It was the worst school year ever.
Now before you click away and say "why would I want to read about this?" - there is good new. I survived.
I survived and lived to tell about it.
Does this sound like your year? Have you been in the same situation before? If you haven't...you will. We all have "that year."
And you know what else? You will survive it, too. Here's how I made it through the tunnel and out the other side.
Yup. Simple, but necessary. And it wasn't my home-brewed drip coffee. You see, I dreaded getting out of bed every. single. morning. So, I gave myself something to look forward to. Whether it was Dunkin Donuts coffee or the upgraded Starbucks - I treated myself to the happiness that is coffee. You know what else I did? I would often grab a second cup for my co-teacher. We both needed it. And sometime she would do the same. It was our way of saying "yup, this sucks, but here's some coffee."
I was extra prepared
I could pretty much guarantee that my day would NOT go according to plan. I knew that somewhere along the way each day, a lesson would be sabotaged and the learning would go right out the window. I would have to stop and deal with a behavior issue, make a phone call, or chase a student down the hallway. When this happens, what do you do with the other students? Well, you always have a plan B. Have an extra activity tucked away on your desk that students can work on if something else suddenly takes your attention away.
I used my resources
When I first started teaching, I always felt like it was a sign of weakness to go and ask for help from the principal, the behavior specialist, or any other support staff. I thought they would view me as not knowing what to do (which I didn't) or think I didn't have control of my class (didn't have that either). But, I knew that if I was gonna make it, I needed help. If things got bad, I called for back-up. Sometimes two, three times a day. I had a "buddy teacher" that I could send a student to if they needed to cool off and step away.
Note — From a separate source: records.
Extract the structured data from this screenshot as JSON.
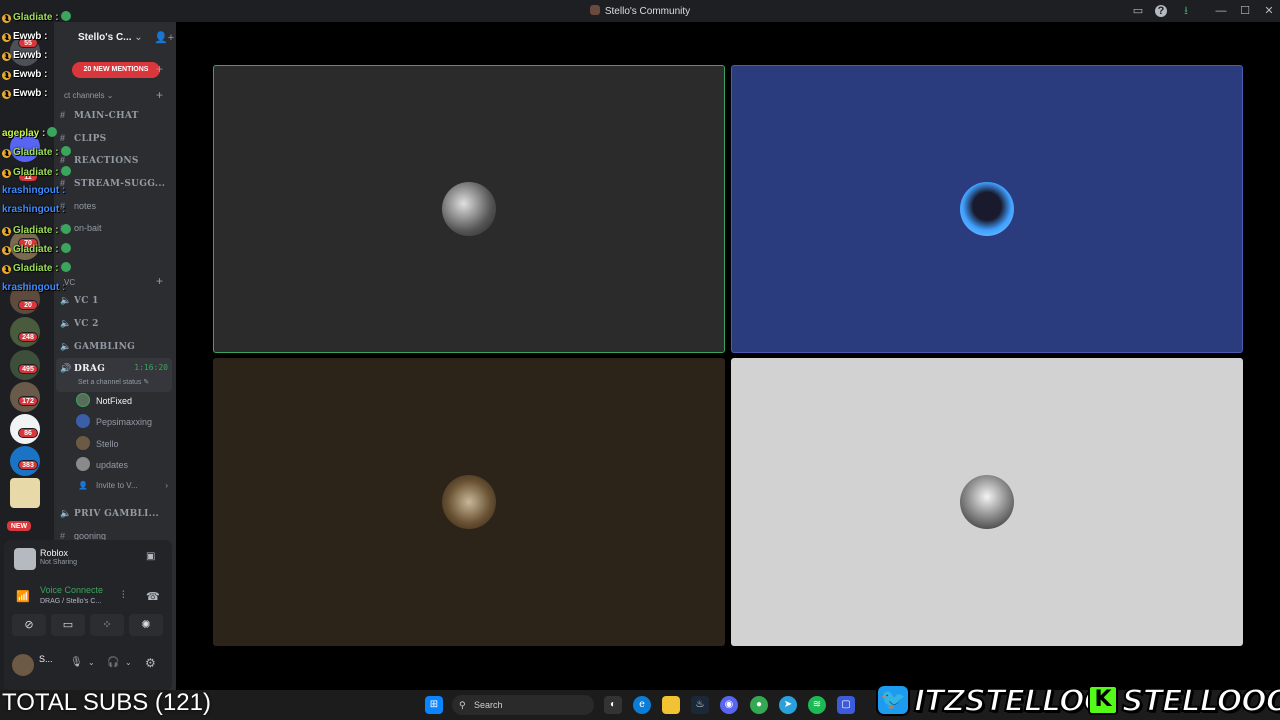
{
  "window": {
    "title": "Stello's Community"
  },
  "server": {
    "name": "Stello's C...",
    "mentions_label": "20 NEW MENTIONS"
  },
  "rail_badges": [
    "55",
    "11",
    "70",
    "20",
    "248",
    "495",
    "172",
    "86",
    "383",
    "NEW"
  ],
  "categories": {
    "text": "ct channels",
    "voice": "VC"
  },
  "text_channels": [
    "MAIN-CHAT",
    "CLIPS",
    "REACTIONS",
    "STREAM-SUGG...",
    "notes",
    "on-bait"
  ],
  "voice_channels": [
    "VC 1",
    "VC 2",
    "GAMBLING"
  ],
  "active_voice": {
    "name": "DRAG",
    "timer": "1:16:20",
    "status_hint": "Set a channel status"
  },
  "voice_members": [
    "NotFixed",
    "Pepsimaxxing",
    "Stello",
    "updates"
  ],
  "invite_label": "Invite to V...",
  "more_channels": [
    "PRIV GAMBLI...",
    "gooning"
  ],
  "activity": {
    "app": "Roblox",
    "state": "Not Sharing"
  },
  "voice_status": {
    "label": "Voice Connecte",
    "location": "DRAG / Stello's C..."
  },
  "user": {
    "name": "S..."
  },
  "chat_overlay": [
    {
      "name": "Gladiate :"
    },
    {
      "name": "Ewwb :"
    },
    {
      "name": "Ewwb :"
    },
    {
      "name": "Ewwb :"
    },
    {
      "name": "Ewwb :"
    },
    {
      "name": "ageplay :"
    },
    {
      "name": "Gladiate :"
    },
    {
      "name": "Gladiate :"
    },
    {
      "name": "krashingout :"
    },
    {
      "name": "krashingout :"
    },
    {
      "name": "Gladiate :"
    },
    {
      "name": "Gladiate :"
    },
    {
      "name": "Gladiate :"
    },
    {
      "name": "krashingout :"
    }
  ],
  "taskbar": {
    "search": "Search"
  },
  "overlay": {
    "subs": "TOTAL SUBS (121)",
    "twitter": "ITZSTELLOO",
    "kick": "STELLOOO"
  },
  "colors": {
    "speaking": "#3ba55d",
    "mention": "#da373c",
    "tile_blue": "#2b3c7e",
    "tile_brown": "#2d2419",
    "tile_gray": "#d2d2d2",
    "tile_dark": "#2b2b2b"
  }
}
I worked out...a lot
At the end of the day, the LAST thing I wanted to do was go to the gym. All I wanted was a glass of wine and a box of tissues. But, on the days that I went to the gym, I felt better. There's just something about "working it off." Our bodies need that release of endorphins to recharge and reset.
And some days, I needed wine.
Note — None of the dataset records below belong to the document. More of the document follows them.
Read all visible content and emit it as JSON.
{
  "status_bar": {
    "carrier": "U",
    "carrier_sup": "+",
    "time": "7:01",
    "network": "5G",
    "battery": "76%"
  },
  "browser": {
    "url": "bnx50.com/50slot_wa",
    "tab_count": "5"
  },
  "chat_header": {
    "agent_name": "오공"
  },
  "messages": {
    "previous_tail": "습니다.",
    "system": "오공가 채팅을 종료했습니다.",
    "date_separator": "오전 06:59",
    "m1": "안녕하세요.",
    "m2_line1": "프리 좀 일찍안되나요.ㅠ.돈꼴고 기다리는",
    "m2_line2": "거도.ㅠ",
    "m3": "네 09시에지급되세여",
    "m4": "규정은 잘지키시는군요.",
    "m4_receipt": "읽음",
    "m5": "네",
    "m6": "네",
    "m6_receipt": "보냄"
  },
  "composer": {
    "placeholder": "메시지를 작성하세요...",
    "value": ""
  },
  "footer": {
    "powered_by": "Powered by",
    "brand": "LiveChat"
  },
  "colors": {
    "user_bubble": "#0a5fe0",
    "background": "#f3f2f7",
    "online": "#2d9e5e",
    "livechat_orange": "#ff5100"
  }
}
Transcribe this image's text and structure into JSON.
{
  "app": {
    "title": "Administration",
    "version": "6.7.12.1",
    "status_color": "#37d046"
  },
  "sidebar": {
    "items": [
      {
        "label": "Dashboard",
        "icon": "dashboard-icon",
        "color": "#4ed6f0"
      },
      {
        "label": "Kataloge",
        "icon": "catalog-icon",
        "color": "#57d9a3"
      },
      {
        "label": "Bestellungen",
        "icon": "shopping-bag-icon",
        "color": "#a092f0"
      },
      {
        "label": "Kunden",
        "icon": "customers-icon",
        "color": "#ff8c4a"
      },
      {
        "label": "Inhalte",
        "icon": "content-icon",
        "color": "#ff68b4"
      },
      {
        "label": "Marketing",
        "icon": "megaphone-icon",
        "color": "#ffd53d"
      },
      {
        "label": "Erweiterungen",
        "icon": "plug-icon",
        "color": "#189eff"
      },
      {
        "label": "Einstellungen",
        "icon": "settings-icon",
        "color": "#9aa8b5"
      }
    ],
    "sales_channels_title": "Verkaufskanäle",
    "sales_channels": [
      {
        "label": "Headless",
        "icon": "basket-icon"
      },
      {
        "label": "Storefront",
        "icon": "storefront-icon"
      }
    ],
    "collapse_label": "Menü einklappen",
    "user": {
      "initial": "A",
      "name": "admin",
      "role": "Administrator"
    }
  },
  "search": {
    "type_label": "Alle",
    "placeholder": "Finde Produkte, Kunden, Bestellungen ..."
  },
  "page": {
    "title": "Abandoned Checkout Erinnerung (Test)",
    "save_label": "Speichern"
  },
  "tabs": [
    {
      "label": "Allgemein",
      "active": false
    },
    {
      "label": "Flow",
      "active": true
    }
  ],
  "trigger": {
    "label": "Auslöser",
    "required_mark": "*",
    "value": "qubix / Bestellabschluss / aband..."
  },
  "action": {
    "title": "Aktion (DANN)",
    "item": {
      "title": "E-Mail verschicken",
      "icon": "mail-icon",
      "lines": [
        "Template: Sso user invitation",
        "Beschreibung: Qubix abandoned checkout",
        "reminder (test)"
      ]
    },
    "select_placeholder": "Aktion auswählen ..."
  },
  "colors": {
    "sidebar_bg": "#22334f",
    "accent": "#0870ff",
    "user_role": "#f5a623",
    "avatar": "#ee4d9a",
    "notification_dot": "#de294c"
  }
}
I packed an AWESOME lunch
OK - this is silly, but come on! You know when you have a fabulous lunch to look forward to - even if you are eating it at the copy machine during your break- your smile is a little wider.
I met the students where they were
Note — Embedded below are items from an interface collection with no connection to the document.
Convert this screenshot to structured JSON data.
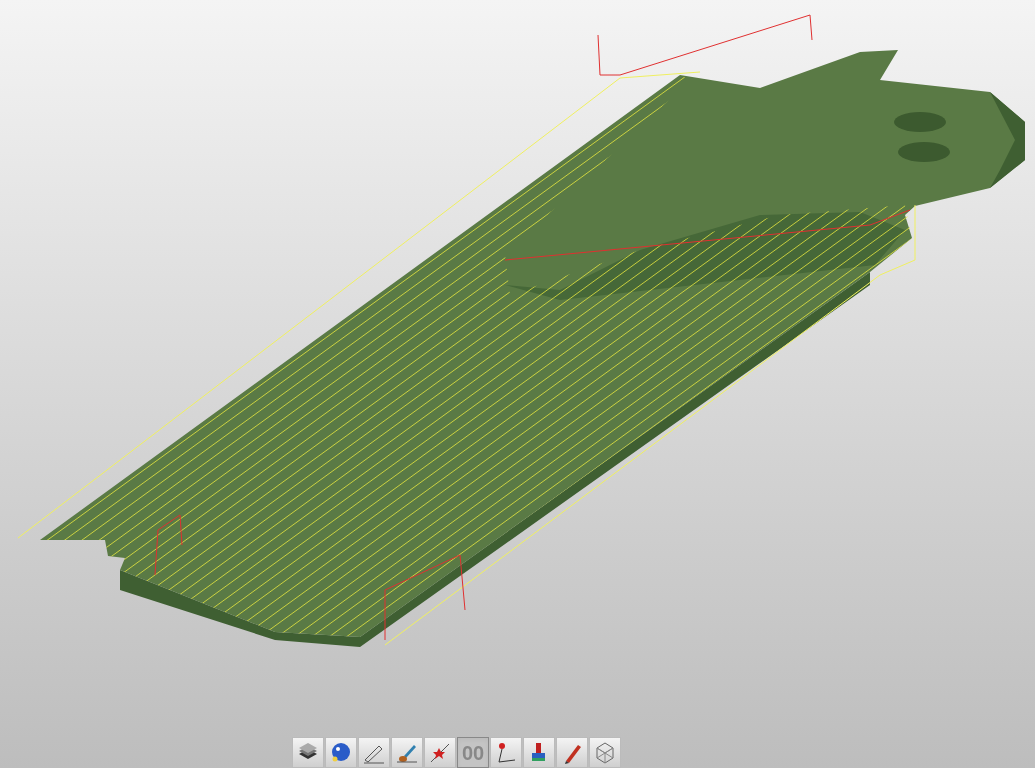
{
  "toolbar": {
    "buttons": [
      {
        "kind": "layers",
        "selected": false
      },
      {
        "kind": "globe",
        "selected": false
      },
      {
        "kind": "pen",
        "selected": false
      },
      {
        "kind": "brush",
        "selected": false
      },
      {
        "kind": "star",
        "selected": false
      },
      {
        "kind": "digits",
        "label": "00",
        "selected": true
      },
      {
        "kind": "probe",
        "selected": false
      },
      {
        "kind": "stamp",
        "selected": false
      },
      {
        "kind": "pencil",
        "selected": false
      },
      {
        "kind": "mesh",
        "selected": false
      }
    ]
  }
}
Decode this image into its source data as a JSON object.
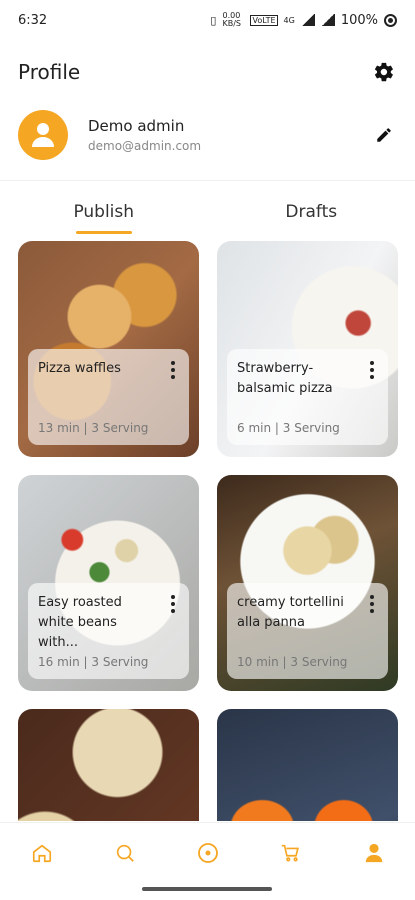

This was sometimes a struggle. In my perfect world, I wanted to hold each of my students to the same standards. But it my real world, all students aren't the same. A student that comes from an abusive home (as many of my students did) can not reach the same standards as a student coming from a happy home...yet. So I had to meet some of my students where they were. Sometimes this meant having a behavior plan that was unique to them. Sometimes it was letting something slide because calling them out on every little thing wasn't going to make either of us feel better.
I took it one day at a time
At the beginning of the school year all I could think about was "How am I going to make it till June?" But you know what? That wasn't helpful. I WAS going to make it till June because the alternative was to quit (and that wasn't an option at that point). So I started thinking about what I needed to do that day to make it through. What was I going to focus on in that moment. And sometime I focused on the fact that lunch was just a mere 30 minutes away - and that was just enough to pull me through. #reallife
The truth is - every year is not going to be sunshine and cupcakes (wait, did someone just say there's cake in the teacher's lounge???).
But on the flip slide - every year isn't going to be one of "those years" either. So when you have one, you can proceed with (caution and) confidence. See that light at the end of the tunnel? That's the sunshine from the beach that you'll be sitting on once summer vacay rolls around.
How do YOU make it through one of "those years?"